____ SUPPLIED MATERIAL

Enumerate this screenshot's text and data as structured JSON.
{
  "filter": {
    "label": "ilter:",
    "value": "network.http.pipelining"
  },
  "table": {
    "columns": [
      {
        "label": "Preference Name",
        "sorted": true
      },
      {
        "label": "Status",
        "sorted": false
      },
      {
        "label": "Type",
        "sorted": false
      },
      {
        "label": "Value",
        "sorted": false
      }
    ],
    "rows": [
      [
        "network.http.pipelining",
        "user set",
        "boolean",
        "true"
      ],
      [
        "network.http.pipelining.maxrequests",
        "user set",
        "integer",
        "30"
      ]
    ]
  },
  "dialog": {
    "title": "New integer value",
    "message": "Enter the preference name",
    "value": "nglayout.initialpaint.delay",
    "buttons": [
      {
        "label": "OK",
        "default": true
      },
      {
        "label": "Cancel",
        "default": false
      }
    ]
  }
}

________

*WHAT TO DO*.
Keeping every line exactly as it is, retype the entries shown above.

*SOLUTION TO THIS TASK*.
Enumerate this screenshot's text and data as structured JSON.
{
  "filter": {
    "label": "ilter:",
    "value": "network.http.pipelining"
  },
  "table": {
    "columns": [
      {
        "label": "Preference Name",
        "sorted": true
      },
      {
        "label": "Status",
        "sorted": false
      },
      {
        "label": "Type",
        "sorted": false
      },
      {
        "label": "Value",
        "sorted": false
      }
    ],
    "rows": [
      [
        "network.http.pipelining",
        "user set",
        "boolean",
        "true"
      ],
      [
        "network.http.pipelining.maxrequests",
        "user set",
        "integer",
        "30"
      ]
    ]
  },
  "dialog": {
    "title": "New integer value",
    "message": "Enter the preference name",
    "value": "nglayout.initialpaint.delay",
    "buttons": [
      {
        "label": "OK",
        "default": true
      },
      {
        "label": "Cancel",
        "default": false
      }
    ]
  }
}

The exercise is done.